Iceland votes over foreign debts, economy at risk
Icelanders voted in a referendum on Saturday on a $5-billion deal to repay Anglo-Dutch loans, with an expected resounding “No” set to further delay foreign aid and hopes for economic recovery.
Despite the consequences of rejecting the standing deal, Icelanders are set to do just that, angry about what they see as harsh repayment terms from Britain and The Netherlands and they are now certain they can get a much better deal.
Voting began at 9am GMT and first partial results are expected shortly after polls close at 10pm GMT.
“We want to pay our debts, but we want to do it without going bankrupt,” said Steinunn Ragnarsdottir, a pianist who voted in Reykjavik City Hall with her two-year-old daughter.
Albert Olafsson, an auditor, said: “It is not fair that Icelandic taxpayers take all the blame for private bankers. This deal is simply not realistic and we can get a better one.”
No political parties are backing the “Iceave” accord agreed in late 2009, not even Prime Minister Johanna Sigurdardottir who brokered the deal. She has vowed to stay on after the referendum and said she would not cast a vote in the ballot.
The Icesave debt amounts to more than $15 000 for every one of Iceland’s 320 000 people, though most of the money is likely to be raised eventually by the sale of assets of Landsbanki, which operated “Icesave” accounts before folding late in 2008.
Britain and The Netherlands have offered easier terms, so there is no reason for voters to back the old deal.
But The Netherlands linked the negotiations on repayment with Iceland’s hopes to join the European Union.
“We have been negotiating with Iceland about the Icesave matter. I assume it will be resolved. This issue will be part of our considerations when deciding about the opening of accession negotiations with Iceland,” Foreign Minister Maxime Verhagen said on the sidelines of EU foreign ministers’ talks in Spain.

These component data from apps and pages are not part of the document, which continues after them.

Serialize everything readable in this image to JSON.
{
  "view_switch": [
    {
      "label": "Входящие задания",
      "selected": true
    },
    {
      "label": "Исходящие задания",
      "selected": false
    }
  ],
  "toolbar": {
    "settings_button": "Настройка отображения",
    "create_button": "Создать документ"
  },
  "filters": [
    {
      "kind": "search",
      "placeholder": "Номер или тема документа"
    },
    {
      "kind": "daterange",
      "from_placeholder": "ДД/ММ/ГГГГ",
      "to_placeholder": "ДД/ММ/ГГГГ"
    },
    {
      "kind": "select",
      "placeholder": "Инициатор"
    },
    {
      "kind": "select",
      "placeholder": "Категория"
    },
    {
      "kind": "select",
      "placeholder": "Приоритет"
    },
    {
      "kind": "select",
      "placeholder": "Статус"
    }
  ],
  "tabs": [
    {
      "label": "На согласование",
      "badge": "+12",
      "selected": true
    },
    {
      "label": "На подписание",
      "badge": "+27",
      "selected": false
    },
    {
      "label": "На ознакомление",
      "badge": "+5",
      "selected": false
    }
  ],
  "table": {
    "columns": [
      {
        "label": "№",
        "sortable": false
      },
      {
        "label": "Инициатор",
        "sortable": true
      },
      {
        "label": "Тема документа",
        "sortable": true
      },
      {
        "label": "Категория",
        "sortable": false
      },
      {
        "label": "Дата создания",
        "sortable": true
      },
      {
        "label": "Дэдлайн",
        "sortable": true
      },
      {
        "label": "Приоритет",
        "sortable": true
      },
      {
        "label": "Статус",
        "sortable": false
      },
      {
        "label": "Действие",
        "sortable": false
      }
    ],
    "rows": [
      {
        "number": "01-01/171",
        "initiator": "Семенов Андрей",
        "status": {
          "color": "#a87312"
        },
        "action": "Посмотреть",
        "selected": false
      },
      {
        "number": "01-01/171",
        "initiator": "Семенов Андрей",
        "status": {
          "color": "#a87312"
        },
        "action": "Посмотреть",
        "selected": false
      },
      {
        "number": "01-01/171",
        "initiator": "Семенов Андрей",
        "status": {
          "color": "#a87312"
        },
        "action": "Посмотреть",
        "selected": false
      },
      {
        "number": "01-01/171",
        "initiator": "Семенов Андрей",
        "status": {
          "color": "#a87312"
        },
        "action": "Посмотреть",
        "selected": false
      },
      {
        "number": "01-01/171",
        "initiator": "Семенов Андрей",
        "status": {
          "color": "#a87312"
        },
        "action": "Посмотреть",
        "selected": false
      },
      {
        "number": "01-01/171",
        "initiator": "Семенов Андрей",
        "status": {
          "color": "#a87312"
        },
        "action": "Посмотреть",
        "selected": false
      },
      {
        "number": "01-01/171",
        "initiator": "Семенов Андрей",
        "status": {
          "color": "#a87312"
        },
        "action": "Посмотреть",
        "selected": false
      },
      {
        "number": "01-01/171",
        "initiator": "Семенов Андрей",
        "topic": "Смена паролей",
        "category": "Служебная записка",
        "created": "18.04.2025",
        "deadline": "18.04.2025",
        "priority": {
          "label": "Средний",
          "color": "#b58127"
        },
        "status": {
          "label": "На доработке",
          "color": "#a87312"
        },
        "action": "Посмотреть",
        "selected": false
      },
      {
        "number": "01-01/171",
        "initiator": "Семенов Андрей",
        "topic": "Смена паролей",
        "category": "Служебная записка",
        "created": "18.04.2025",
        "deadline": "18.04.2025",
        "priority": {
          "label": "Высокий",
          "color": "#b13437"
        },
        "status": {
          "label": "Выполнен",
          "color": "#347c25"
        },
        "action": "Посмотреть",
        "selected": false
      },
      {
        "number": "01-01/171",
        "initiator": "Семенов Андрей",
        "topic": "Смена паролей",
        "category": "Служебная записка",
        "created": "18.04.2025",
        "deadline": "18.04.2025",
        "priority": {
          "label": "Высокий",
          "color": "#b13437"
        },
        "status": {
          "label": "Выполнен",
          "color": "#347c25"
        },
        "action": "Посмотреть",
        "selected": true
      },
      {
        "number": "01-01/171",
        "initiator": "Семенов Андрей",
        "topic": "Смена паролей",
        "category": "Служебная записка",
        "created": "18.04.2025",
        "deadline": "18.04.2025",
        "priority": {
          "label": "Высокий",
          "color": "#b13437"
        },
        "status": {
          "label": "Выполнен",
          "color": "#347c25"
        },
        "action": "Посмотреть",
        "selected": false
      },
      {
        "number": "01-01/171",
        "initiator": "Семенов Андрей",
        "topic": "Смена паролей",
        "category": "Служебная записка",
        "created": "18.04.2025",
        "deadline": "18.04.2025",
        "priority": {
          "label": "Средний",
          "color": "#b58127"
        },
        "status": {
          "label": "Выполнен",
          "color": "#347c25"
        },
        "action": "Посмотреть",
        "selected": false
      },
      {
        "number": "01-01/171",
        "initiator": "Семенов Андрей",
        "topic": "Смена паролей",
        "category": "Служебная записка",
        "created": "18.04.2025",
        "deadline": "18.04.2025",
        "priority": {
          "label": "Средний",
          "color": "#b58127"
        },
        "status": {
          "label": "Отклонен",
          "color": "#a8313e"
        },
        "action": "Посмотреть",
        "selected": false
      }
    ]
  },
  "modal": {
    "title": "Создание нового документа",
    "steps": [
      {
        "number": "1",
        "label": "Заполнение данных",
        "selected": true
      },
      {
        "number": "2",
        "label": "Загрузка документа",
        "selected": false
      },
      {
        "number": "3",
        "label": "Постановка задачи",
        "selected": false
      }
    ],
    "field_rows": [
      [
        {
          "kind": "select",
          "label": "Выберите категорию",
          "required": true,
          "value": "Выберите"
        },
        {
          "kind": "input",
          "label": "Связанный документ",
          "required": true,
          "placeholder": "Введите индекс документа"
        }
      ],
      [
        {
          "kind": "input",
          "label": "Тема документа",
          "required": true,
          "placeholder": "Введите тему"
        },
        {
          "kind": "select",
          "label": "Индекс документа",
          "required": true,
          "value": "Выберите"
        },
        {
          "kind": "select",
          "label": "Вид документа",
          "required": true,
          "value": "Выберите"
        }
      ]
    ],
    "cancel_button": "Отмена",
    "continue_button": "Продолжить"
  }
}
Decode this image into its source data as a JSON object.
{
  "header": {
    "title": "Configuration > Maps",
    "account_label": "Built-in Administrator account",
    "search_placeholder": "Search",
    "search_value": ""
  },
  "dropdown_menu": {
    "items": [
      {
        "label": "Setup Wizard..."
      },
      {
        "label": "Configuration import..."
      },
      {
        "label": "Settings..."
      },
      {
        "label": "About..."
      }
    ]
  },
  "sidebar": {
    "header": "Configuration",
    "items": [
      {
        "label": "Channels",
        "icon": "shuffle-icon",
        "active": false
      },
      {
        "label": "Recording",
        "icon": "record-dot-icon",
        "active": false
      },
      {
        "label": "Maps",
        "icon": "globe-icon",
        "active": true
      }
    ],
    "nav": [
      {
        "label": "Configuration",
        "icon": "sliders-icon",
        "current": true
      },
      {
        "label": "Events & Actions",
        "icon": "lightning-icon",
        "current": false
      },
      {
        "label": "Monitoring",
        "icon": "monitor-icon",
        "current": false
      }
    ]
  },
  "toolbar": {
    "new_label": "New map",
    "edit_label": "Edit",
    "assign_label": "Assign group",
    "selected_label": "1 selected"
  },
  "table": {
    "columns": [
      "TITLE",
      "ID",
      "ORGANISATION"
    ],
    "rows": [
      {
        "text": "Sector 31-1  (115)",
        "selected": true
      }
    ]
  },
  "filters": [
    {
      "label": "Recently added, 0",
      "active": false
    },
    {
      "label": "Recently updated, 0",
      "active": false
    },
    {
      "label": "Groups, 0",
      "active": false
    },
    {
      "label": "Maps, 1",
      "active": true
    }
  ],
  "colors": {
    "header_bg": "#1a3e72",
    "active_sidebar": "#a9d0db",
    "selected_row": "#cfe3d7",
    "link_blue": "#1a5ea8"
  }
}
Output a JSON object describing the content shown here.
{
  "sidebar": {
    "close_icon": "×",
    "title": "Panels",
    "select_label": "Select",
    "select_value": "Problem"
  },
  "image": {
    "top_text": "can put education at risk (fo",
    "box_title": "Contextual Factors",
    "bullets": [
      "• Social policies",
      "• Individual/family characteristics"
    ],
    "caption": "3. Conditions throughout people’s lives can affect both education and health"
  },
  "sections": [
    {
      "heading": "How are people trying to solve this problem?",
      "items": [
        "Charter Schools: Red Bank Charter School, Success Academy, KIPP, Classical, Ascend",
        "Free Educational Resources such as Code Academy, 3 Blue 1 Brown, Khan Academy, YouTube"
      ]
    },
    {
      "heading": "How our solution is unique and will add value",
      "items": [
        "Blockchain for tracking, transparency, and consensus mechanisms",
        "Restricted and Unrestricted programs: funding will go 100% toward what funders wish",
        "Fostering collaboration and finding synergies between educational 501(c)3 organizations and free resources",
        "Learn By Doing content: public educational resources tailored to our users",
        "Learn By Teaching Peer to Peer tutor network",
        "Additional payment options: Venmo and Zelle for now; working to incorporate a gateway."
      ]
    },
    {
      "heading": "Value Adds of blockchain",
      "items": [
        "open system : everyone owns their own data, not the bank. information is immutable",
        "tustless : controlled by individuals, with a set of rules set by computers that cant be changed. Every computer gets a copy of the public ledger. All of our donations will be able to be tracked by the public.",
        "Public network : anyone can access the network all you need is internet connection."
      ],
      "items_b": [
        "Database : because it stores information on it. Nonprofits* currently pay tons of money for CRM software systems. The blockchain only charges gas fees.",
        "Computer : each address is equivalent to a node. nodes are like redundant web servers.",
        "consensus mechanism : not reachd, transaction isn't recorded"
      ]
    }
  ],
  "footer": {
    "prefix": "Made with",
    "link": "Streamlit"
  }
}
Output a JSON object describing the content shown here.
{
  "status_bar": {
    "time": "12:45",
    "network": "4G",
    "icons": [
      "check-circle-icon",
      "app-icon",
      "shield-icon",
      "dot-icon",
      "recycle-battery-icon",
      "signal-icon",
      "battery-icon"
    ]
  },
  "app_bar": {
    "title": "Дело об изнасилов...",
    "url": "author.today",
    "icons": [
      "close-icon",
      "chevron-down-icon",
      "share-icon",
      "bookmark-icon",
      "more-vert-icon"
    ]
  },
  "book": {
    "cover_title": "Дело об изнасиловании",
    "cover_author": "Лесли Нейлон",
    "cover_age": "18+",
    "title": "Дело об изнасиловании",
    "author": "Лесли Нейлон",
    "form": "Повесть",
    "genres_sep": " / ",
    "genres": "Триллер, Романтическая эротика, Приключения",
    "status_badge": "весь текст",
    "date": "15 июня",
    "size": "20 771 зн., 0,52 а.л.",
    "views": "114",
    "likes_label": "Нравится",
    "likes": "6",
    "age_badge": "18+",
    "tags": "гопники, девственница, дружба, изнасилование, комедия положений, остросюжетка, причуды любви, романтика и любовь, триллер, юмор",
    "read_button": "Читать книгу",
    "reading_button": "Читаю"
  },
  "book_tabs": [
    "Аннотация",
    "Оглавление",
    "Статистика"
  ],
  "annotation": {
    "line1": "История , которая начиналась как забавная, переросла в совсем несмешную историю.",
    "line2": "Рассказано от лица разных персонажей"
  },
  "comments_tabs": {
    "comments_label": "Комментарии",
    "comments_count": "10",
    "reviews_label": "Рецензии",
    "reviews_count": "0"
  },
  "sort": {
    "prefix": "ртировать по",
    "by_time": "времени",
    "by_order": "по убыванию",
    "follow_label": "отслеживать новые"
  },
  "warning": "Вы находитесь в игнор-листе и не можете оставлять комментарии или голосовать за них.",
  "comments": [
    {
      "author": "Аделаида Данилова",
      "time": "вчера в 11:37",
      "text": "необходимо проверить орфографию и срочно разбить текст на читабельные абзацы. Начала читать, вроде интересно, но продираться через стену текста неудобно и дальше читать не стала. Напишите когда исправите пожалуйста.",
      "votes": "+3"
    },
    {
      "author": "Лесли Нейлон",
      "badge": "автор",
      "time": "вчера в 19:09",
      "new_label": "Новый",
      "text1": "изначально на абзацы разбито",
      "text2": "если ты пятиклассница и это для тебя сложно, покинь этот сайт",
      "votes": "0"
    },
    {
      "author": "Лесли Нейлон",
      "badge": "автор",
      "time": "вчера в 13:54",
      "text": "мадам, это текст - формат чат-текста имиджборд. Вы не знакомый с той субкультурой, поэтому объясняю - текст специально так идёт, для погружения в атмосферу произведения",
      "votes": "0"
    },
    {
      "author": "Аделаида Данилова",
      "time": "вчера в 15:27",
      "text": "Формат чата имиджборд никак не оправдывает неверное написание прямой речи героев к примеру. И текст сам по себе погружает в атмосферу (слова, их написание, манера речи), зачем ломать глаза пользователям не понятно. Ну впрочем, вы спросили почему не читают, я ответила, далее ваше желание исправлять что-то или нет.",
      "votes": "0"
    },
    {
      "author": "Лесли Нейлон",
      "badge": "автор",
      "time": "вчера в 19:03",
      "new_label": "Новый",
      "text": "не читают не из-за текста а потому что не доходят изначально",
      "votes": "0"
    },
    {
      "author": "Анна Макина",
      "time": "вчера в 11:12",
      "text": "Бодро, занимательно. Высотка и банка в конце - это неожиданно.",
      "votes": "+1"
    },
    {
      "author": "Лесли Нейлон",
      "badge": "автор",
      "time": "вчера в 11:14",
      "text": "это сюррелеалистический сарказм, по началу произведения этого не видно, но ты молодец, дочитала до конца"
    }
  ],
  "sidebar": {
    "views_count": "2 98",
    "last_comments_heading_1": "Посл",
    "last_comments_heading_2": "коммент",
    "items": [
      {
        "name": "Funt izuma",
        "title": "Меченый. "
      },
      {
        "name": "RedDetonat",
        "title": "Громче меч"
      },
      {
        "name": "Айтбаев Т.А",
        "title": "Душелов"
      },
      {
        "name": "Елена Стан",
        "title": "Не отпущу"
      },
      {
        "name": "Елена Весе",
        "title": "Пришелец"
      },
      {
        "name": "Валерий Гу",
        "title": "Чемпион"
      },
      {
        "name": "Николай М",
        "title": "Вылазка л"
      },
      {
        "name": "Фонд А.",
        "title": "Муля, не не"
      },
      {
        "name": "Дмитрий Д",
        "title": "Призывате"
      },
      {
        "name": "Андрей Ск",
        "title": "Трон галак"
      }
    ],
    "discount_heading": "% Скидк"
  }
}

He declined to say whether The Netherlands would block Iceland’s EU accession talks or not.
Iceland’s Finance Minister Steingrimur Sigfusson said the expected results of the referendum should not be interpreted as Iceland refusing to pay its “Icesave” obligations.
“We will honour our obligations. To maintain anything else is highly dangerous for the economy of this country,” he said.
The foreign minister told Reuters on Friday that he expected a new deal “in the next weeks, perhaps sooner”, which would limit the economic impact of the ballot.
The economy minister said a several month delay would shave two or three points off GDP in 2010, while a deputy central bank chief said the foreign aid was needed by late 2011, when Iceland refinances $1,8-billion in debt.
The ballot gives Icelanders, who have lost 30% of their disposable income since 2007, an opportunity to vent anger at Reykjavik bankers and politicians blamed for the meltdown.
In the referendum, Iceland’s 230 000 voters will be asked whether to approve a deal on paying money back to Britain and The Netherlands, after they compensated savers in their countries who had lost money in “Icesave” accounts.
Sigurdardottir said Britain and The Netherlands were holding Iceland “hostage” by linking the Icesave issue to Reykjavik receiving the next tranche of aid from the International Monetary Fund. With the cash in its coffers, Iceland would be able to open its borders to capital flows that feed investments.
The Icesave row with the two European Union countries has also rekindled anti-EU sentiment at a time when Brussels has invited Reykjavik to accession talks. Support for membership has been falling and is now opposed by more than half of Icelanders. - Reuters